Work request: Copy out each line containing "access" from the entries below.

Data records:
▬▬▬▬▬▬
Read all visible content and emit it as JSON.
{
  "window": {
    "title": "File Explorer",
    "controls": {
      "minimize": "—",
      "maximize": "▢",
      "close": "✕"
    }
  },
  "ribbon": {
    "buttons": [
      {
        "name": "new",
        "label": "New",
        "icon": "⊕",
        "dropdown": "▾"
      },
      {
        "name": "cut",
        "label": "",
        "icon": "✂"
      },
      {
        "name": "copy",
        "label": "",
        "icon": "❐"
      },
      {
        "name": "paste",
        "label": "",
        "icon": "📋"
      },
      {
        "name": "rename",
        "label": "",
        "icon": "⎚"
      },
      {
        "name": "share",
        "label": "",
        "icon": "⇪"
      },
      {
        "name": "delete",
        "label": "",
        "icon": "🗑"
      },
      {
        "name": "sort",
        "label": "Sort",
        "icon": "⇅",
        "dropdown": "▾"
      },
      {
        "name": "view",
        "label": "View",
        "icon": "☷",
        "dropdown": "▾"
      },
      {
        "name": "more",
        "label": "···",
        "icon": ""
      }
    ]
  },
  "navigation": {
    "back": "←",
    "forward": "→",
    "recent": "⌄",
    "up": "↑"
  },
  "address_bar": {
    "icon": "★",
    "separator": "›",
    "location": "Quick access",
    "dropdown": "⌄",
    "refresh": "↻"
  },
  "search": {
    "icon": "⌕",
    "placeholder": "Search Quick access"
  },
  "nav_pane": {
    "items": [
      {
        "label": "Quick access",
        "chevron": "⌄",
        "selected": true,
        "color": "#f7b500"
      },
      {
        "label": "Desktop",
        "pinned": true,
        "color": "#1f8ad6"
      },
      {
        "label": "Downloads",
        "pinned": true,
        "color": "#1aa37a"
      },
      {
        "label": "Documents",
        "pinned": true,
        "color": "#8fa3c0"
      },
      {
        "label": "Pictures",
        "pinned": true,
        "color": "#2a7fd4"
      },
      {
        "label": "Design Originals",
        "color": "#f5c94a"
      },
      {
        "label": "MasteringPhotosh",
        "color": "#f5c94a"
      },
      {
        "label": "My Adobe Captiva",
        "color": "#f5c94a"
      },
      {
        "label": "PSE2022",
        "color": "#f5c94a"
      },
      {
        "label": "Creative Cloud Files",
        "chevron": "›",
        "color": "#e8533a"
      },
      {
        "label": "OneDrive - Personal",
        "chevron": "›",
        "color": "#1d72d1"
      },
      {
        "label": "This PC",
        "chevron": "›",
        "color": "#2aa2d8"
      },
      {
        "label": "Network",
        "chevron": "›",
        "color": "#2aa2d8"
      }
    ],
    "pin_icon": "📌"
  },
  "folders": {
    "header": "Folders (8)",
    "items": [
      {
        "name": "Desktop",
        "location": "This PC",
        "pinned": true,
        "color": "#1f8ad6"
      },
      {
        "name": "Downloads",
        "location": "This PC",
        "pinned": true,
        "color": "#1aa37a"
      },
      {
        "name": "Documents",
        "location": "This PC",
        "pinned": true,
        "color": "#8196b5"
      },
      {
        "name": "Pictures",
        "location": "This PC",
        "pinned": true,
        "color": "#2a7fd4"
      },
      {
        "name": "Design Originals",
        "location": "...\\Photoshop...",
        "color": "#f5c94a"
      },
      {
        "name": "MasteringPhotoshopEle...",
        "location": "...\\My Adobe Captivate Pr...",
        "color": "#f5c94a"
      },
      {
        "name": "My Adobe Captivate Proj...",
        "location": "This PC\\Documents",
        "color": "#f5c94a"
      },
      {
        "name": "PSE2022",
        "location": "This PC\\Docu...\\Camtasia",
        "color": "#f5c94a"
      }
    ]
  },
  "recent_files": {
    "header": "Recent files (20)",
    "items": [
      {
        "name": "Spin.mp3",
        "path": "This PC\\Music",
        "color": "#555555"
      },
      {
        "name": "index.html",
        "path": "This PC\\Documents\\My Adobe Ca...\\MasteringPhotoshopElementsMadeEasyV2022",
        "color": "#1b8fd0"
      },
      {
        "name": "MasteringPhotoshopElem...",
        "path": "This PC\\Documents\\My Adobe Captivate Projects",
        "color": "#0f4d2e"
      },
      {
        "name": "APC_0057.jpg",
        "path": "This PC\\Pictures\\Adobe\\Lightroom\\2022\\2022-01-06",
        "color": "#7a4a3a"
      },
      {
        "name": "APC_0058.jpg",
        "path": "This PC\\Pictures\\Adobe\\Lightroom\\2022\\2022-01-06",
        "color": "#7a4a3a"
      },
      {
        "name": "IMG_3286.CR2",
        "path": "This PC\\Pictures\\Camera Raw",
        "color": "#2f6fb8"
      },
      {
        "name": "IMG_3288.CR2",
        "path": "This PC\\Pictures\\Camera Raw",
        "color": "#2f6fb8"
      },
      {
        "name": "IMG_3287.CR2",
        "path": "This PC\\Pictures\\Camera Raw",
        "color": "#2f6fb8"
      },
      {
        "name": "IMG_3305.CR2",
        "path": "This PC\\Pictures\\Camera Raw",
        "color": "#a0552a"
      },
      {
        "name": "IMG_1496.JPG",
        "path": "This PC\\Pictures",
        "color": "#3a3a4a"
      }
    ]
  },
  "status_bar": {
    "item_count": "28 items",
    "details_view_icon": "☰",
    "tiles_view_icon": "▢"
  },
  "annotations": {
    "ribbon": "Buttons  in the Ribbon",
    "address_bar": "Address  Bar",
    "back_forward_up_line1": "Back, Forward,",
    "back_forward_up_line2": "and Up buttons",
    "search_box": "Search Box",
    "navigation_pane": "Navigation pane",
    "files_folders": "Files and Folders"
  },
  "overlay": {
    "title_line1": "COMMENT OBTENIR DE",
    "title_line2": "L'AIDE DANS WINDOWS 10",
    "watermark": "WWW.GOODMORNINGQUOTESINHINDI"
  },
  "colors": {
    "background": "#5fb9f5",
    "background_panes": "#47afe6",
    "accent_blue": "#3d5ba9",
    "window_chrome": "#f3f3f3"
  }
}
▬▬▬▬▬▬
Solved exercise:
    "location": "Quick access",
    "placeholder": "Search Quick access"
        "label": "Quick access",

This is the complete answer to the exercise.